As it turned out, all my misgivings went for naught. Practically since the beginning, the MILF has been a resounding success, attracting the likes of Pulitzer prizewinners Junot Diaz and Edward Jones last year and prizewinning Nigerian poet and novelist Christopher Abani this year, as well as international literary agents and editors, not to mention the usual suspects from the local literary community.

This time around, I sat on two panels—one on “Making the First Page Count” with New York-based author Tim Tomlinson and Soho Press senior editor Juliet Grames, and another with Chris Abani on “The Writer’s Demons.” Both sessions proved deeply instructive even for me, reinforcing the value of encounters like this even among old pros—just when you think you’ve heard everything, you haven’t.

Most instructive of all was a session I attended on literary editing, featuring the prolific and versatile Australian author-editor Ken Spillman, the Hong Kong-based poet and editor David McKirdy, and again Juliet Grames. The session drew a full house—and a good thing it did, because literary editing remains a great unknown to most Filipino authors and publishers, leaving us with unpolished texts if unbruised egos. (Since Soledad’s Sister was picked up by an agent some years ago and subsequently by publishers and translators in Italy and France, aside from a US edition, I’ve had the good fortune—and the humbling experience—of dealing with literary editors, whose comments and suggestions proved insightful and helpful. No pain, no gain.) Here are some outtakes from what they said:

Ken Spillman: “The best writers respond well to criticism…. In my hands, on the average, the manuscript would be reduced by 10 percent…. I see editing as a partnership, helping the book become the best book it can be…. (In a good book) I suspect a lot of hard work has gone on behind the scenes but it is never evident in the reading.”

David McKirdy: “Don’t send a publisher something that’s neither fish nor fowl, and therefore unmarketable—like a combined collection of poems and prose. You should have a clear conception of your work. Don’t try to put lots of different things together—it doesn’t work.”

Juliet Grames, being the most experienced editor of the three, gave the longest and most novel presentation, beginning with the confession that she started off as a writer when she entered the publishing industry, thinking that she could learn the secrets of the trade from within, but soon found her calling as an editor. “Midwifery might be more for you than motherhood,” she said.
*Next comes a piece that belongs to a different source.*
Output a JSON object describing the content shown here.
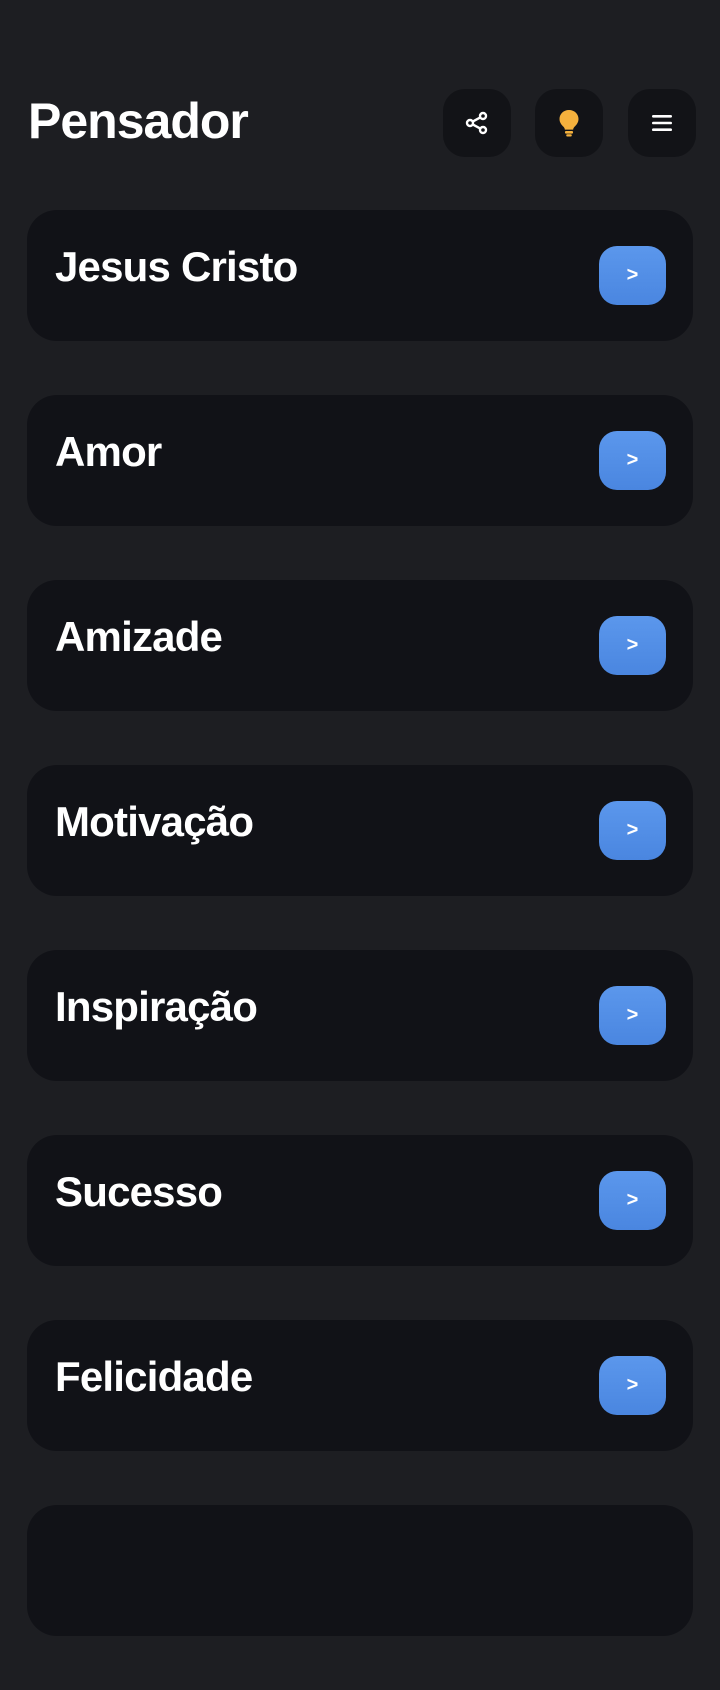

Her first editing job was no earth-shaking novel—“It was No More Kidney Stones, revised edition,” she said with a wry smile—but it led to many others, and also impressed upon her the importance of the variety of projects a publisher undertakes. “Crime fiction supports the literary fiction that we publish,” she added.

Then like a teacher, she stood up and drew a series of Venn diagrams on the whiteboard: a set of diagrams each for readers, writers, and publishers. (If you’ll recall your high school math, Venn diagrams have to do with circles or sets and their intersections.)

Juliet explained: “For the reader, the three circles to consider are language, or words; story; and morals, issues, or topics. Readers read for these reasons, and my dream book would have all three.” For writers, it was passion, money, and message; for publishers, it was money, cachet, and ideology. Her final bit of advice resonated well with the audience: “Find yourself in these diagrams, and find and approach the right publisher.”

We are, of course, still a long way in the Philippines from having a passel of publishers to choose from, but then again the purpose of an international literary festival is precisely to remind our authors to expand their horizons beyond the local scene. With the right novel or nonfiction opus in hand, we might yet break into the global market of readers as have the Chinese and the Indians, and put Philippine writing squarely on the world’s literary map.